» EXERCISE OBJECTIVE
Exact output of all the records is required.

» RECORDS TO USE
##########

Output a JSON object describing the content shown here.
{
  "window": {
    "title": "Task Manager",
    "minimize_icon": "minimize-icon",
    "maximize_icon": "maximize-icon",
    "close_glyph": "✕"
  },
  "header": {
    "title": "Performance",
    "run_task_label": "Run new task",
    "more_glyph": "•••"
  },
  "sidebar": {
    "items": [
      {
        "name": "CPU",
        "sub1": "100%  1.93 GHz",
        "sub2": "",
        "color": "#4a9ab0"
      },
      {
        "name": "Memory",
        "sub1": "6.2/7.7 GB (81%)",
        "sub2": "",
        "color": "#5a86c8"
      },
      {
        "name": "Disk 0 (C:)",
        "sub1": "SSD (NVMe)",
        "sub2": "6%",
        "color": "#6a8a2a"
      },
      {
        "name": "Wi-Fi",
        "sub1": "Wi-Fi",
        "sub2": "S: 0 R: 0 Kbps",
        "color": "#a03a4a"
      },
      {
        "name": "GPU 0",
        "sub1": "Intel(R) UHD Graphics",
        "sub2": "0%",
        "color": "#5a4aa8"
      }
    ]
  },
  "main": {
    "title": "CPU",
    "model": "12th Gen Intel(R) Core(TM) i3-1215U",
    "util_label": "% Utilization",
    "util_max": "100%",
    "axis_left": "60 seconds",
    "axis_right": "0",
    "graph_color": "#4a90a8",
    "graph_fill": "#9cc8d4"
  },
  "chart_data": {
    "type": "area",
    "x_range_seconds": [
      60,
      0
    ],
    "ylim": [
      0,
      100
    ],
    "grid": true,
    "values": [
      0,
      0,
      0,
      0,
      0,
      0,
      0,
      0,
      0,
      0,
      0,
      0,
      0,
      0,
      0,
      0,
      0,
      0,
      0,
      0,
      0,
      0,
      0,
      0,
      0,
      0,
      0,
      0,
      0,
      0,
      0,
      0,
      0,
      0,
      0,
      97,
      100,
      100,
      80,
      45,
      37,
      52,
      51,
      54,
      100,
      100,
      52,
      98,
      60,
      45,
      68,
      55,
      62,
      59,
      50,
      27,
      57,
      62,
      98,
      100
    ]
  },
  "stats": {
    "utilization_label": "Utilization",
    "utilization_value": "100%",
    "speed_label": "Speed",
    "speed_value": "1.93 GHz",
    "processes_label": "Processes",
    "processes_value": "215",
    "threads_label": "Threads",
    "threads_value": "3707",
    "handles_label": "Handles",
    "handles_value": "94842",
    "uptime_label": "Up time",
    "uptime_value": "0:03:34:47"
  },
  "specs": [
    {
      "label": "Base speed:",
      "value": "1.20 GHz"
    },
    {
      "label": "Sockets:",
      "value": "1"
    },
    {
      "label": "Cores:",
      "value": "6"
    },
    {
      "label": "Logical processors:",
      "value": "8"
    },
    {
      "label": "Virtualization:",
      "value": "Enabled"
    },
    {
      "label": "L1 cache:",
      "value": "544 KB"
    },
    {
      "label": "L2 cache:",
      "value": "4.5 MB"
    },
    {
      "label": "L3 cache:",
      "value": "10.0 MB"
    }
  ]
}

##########

» RESULT FOR THIS EXERCISE
Output a JSON object describing the content shown here.
{
  "window": {
    "title": "Task Manager",
    "minimize_icon": "minimize-icon",
    "maximize_icon": "maximize-icon",
    "close_glyph": "✕"
  },
  "header": {
    "title": "Performance",
    "run_task_label": "Run new task",
    "more_glyph": "•••"
  },
  "sidebar": {
    "items": [
      {
        "name": "CPU",
        "sub1": "100%  1.93 GHz",
        "sub2": "",
        "color": "#4a9ab0"
      },
      {
        "name": "Memory",
        "sub1": "6.2/7.7 GB (81%)",
        "sub2": "",
        "color": "#5a86c8"
      },
      {
        "name": "Disk 0 (C:)",
        "sub1": "SSD (NVMe)",
        "sub2": "6%",
        "color": "#6a8a2a"
      },
      {
        "name": "Wi-Fi",
        "sub1": "Wi-Fi",
        "sub2": "S: 0 R: 0 Kbps",
        "color": "#a03a4a"
      },
      {
        "name": "GPU 0",
        "sub1": "Intel(R) UHD Graphics",
        "sub2": "0%",
        "color": "#5a4aa8"
      }
    ]
  },
  "main": {
    "title": "CPU",
    "model": "12th Gen Intel(R) Core(TM) i3-1215U",
    "util_label": "% Utilization",
    "util_max": "100%",
    "axis_left": "60 seconds",
    "axis_right": "0",
    "graph_color": "#4a90a8",
    "graph_fill": "#9cc8d4"
  },
  "chart_data": {
    "type": "area",
    "x_range_seconds": [
      60,
      0
    ],
    "ylim": [
      0,
      100
    ],
    "grid": true,
    "values": [
      0,
      0,
      0,
      0,
      0,
      0,
      0,
      0,
      0,
      0,
      0,
      0,
      0,
      0,
      0,
      0,
      0,
      0,
      0,
      0,
      0,
      0,
      0,
      0,
      0,
      0,
      0,
      0,
      0,
      0,
      0,
      0,
      0,
      0,
      0,
      97,
      100,
      100,
      80,
      45,
      37,
      52,
      51,
      54,
      100,
      100,
      52,
      98,
      60,
      45,
      68,
      55,
      62,
      59,
      50,
      27,
      57,
      62,
      98,
      100
    ]
  },
  "stats": {
    "utilization_label": "Utilization",
    "utilization_value": "100%",
    "speed_label": "Speed",
    "speed_value": "1.93 GHz",
    "processes_label": "Processes",
    "processes_value": "215",
    "threads_label": "Threads",
    "threads_value": "3707",
    "handles_label": "Handles",
    "handles_value": "94842",
    "uptime_label": "Up time",
    "uptime_value": "0:03:34:47"
  },
  "specs": [
    {
      "label": "Base speed:",
      "value": "1.20 GHz"
    },
    {
      "label": "Sockets:",
      "value": "1"
    },
    {
      "label": "Cores:",
      "value": "6"
    },
    {
      "label": "Logical processors:",
      "value": "8"
    },
    {
      "label": "Virtualization:",
      "value": "Enabled"
    },
    {
      "label": "L1 cache:",
      "value": "544 KB"
    },
    {
      "label": "L2 cache:",
      "value": "4.5 MB"
    },
    {
      "label": "L3 cache:",
      "value": "10.0 MB"
    }
  ]
}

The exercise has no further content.